by Mary Tuma
The organization that employed this man wants to tell you the truth about San Antonio's non-discrimination ordinance. Photo from Media Matters for America.
The proposed measure protects gay, lesbian, bisexual and transgender residents from discrimination in hiring and firing, public accommodations, fair housing, city employment, contracts and board appointments by adding sexual orientation and gender identity (and veteran status) to the city code.
Expected for a vote this month, the rule would place San Antonio on equal footing with other major metro cities in the state like Houston, Dallas and Austin. Ahead of the vote, religious leaders—aided by a national anti-LGBT rights legal team—have begun strategizing to kill the ordinance they see as an infringement on religious freedom and a threat to Christian businesses, the Current recently reported.
The controversial measure is now generating attention from right-wing news outlets and hosts, who don’t seem to have all the facts. Research by watchdog group Media Matters for America takes the erroneous claims to task with a step-by-step break down that separates myth from reality.
For instance, an article on the Fox News Radio Web site by Todd Starnes attacks the ordinance for protecting LGBT workers while supposedly not providing religious protections for faith leaders. And on July 31, Fox News guest host Shannon Bream said on-air, “[the] rule could block the hiring of anyone who speaks out against homosexuality because of their moral or religious beliefs, and that includes Christian business owners.”
However, as MMFA notes, the ordinance does in fact, provide exemptions for religious businesses and institutions as well as for public accommodations and housing discrimination provisions. Citing section 2-550 (b) of the ordinance:
“A religious corporation, association, society or educational institution or an educational organization operated, supervised or controlled in whole or in substantial part by a religious corporation, association or society does not violate the non-discrimination policy by limiting employment or giving a preference in employment to members of the same religion.”
Both Fox News and conservative newspaper The Washington Times—which has published more than one piece on the subject—write the ordinance prohibits anyone who opposes homosexuality from serving in public office or obtaining city contracts. Alleging a violation of free speech rights, they refer to the following:

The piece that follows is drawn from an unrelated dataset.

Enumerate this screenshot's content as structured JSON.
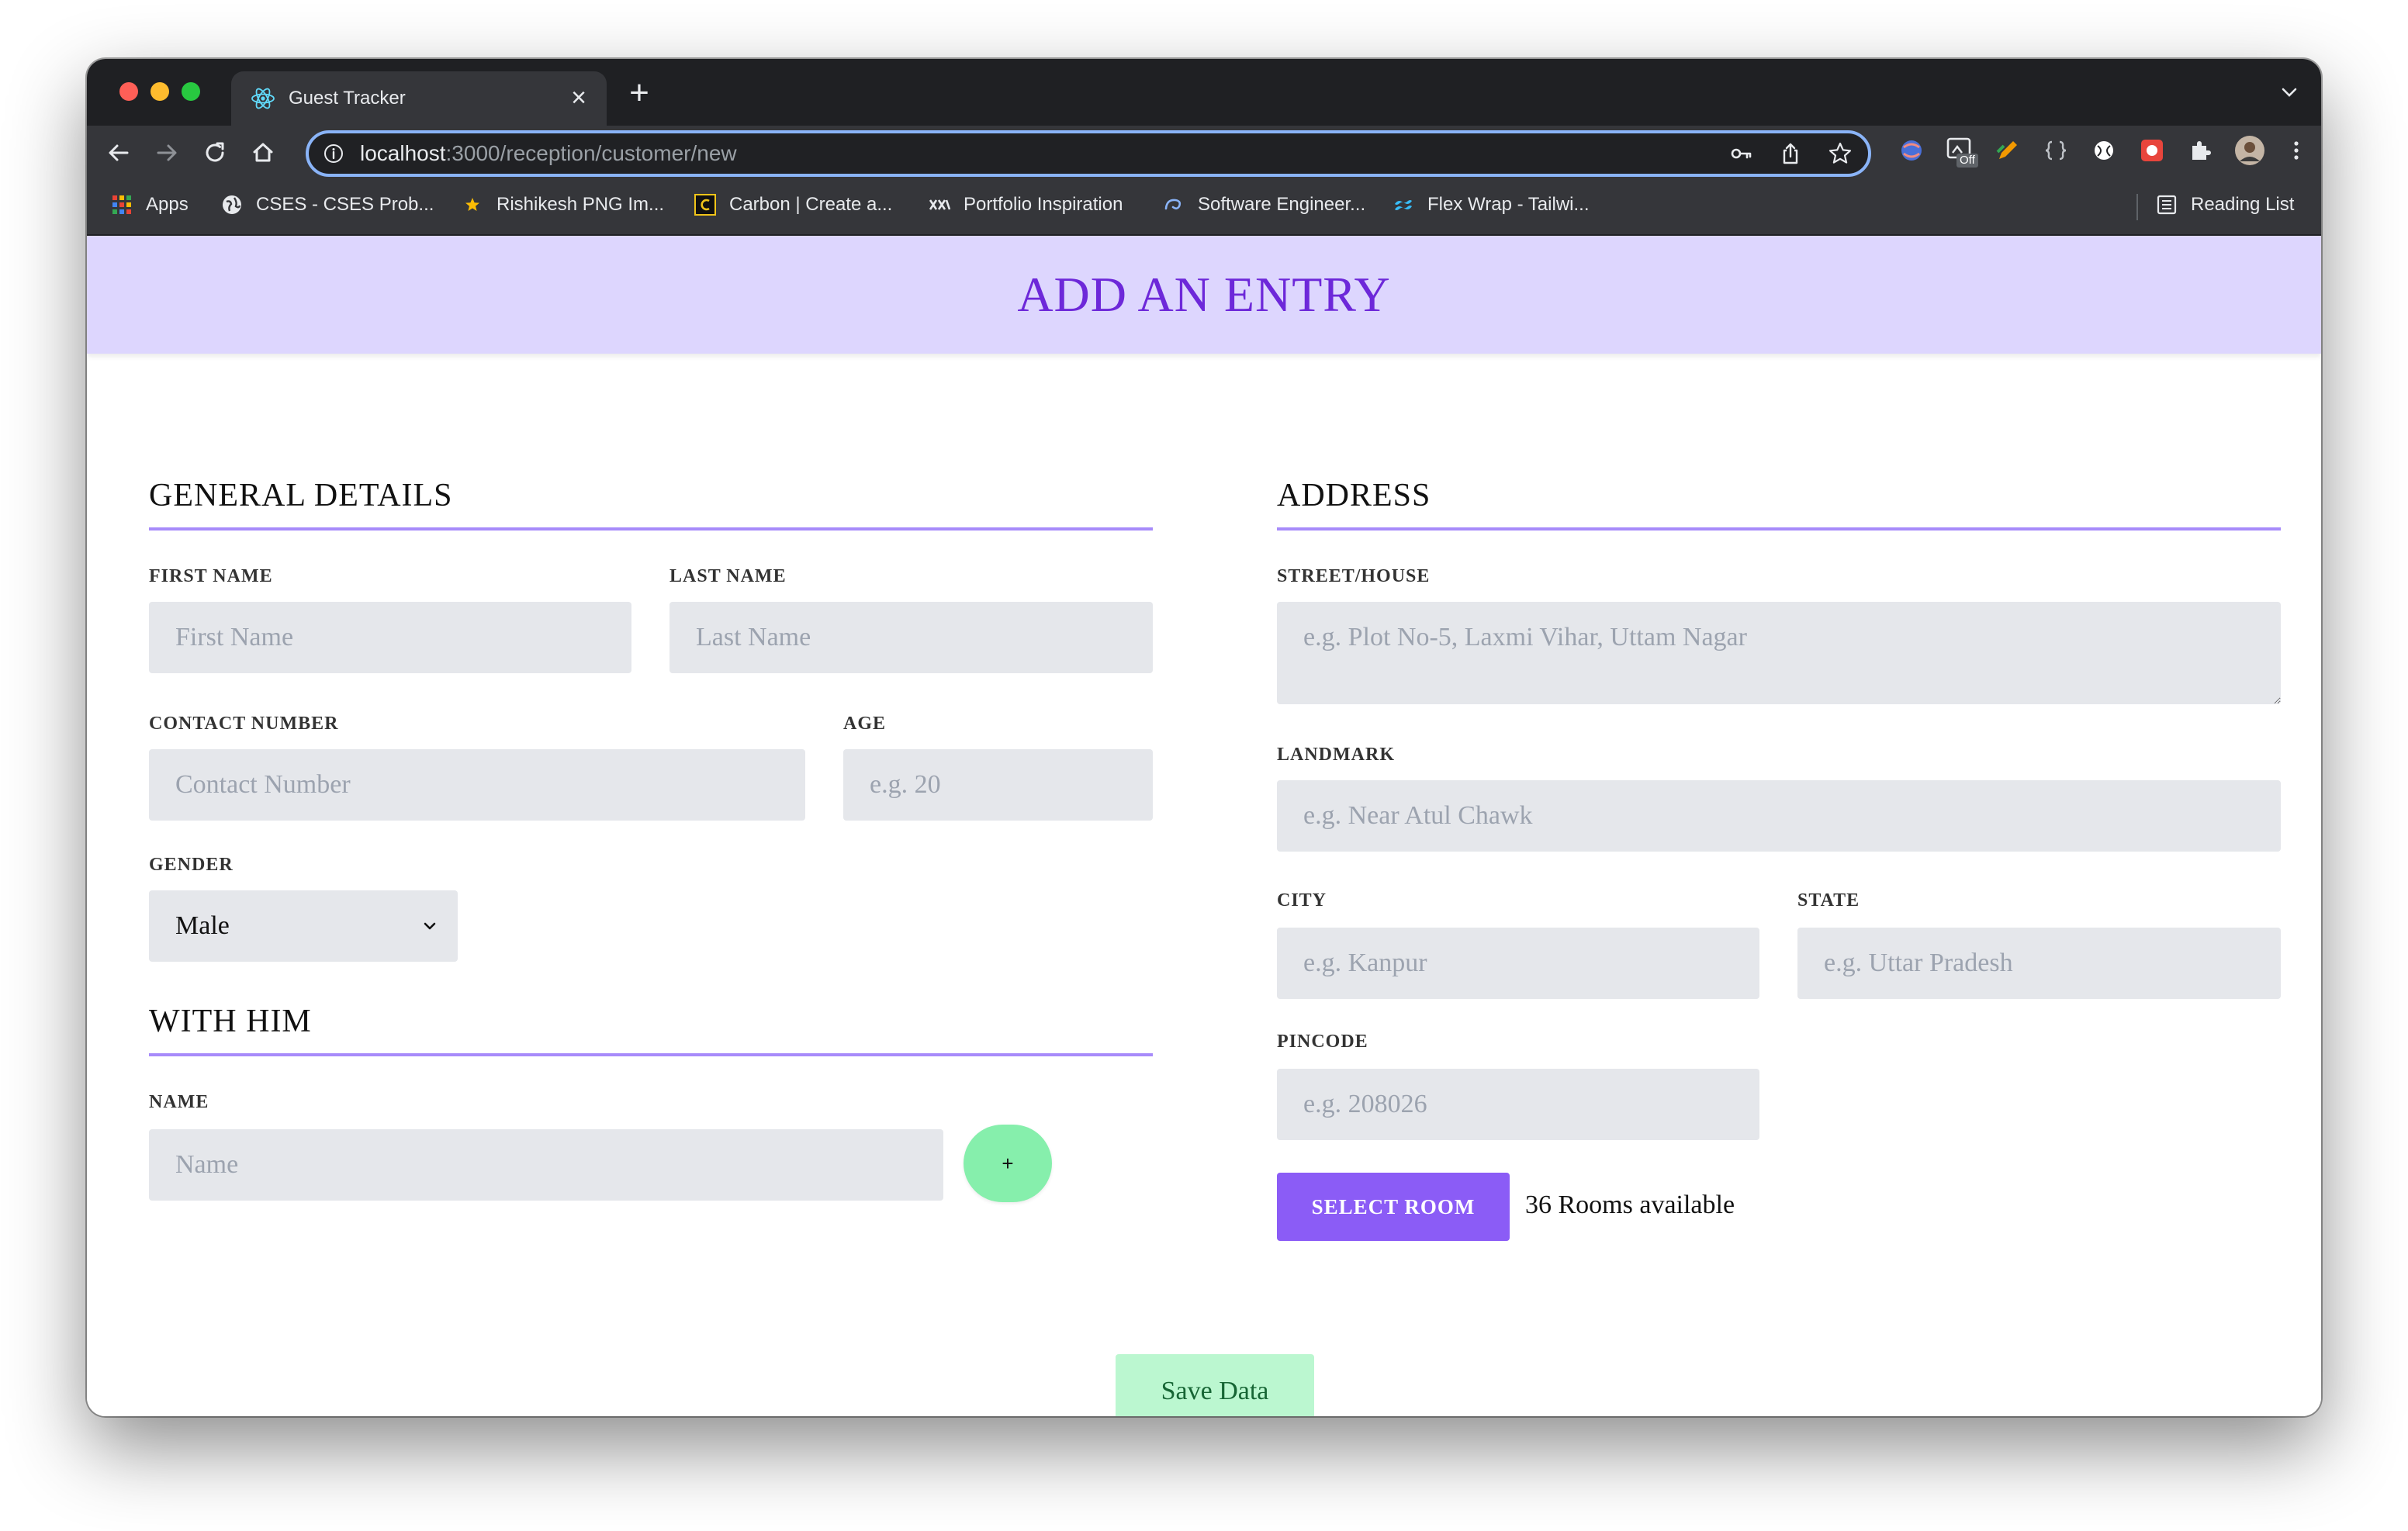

“No person shall be appointed to a position if the city council finds that such person has, prior to such proposed appointment, engaged in discrimination or demonstrated a bias, by word or deed, against any person, group or organization on the basis of race, color, religion, national origin, sex, sexual orientation, gender identity, veteran status, age or disability,” the ordinance reads.
But the ordinance doesn’t say that—at least not anymore. The measure’s architect, District 1 Councilmember Diego Bernal, told the Current that clause has been in the municipal books for decades. The long-standing law is simply meant to give city council vetting power when considering new hires and that several other factors go into that decision-making. Regardless, it was recently removed from the ordinance's draft. Bernal says the omission won’t weaken its overall effect but was taken out to appease concerns.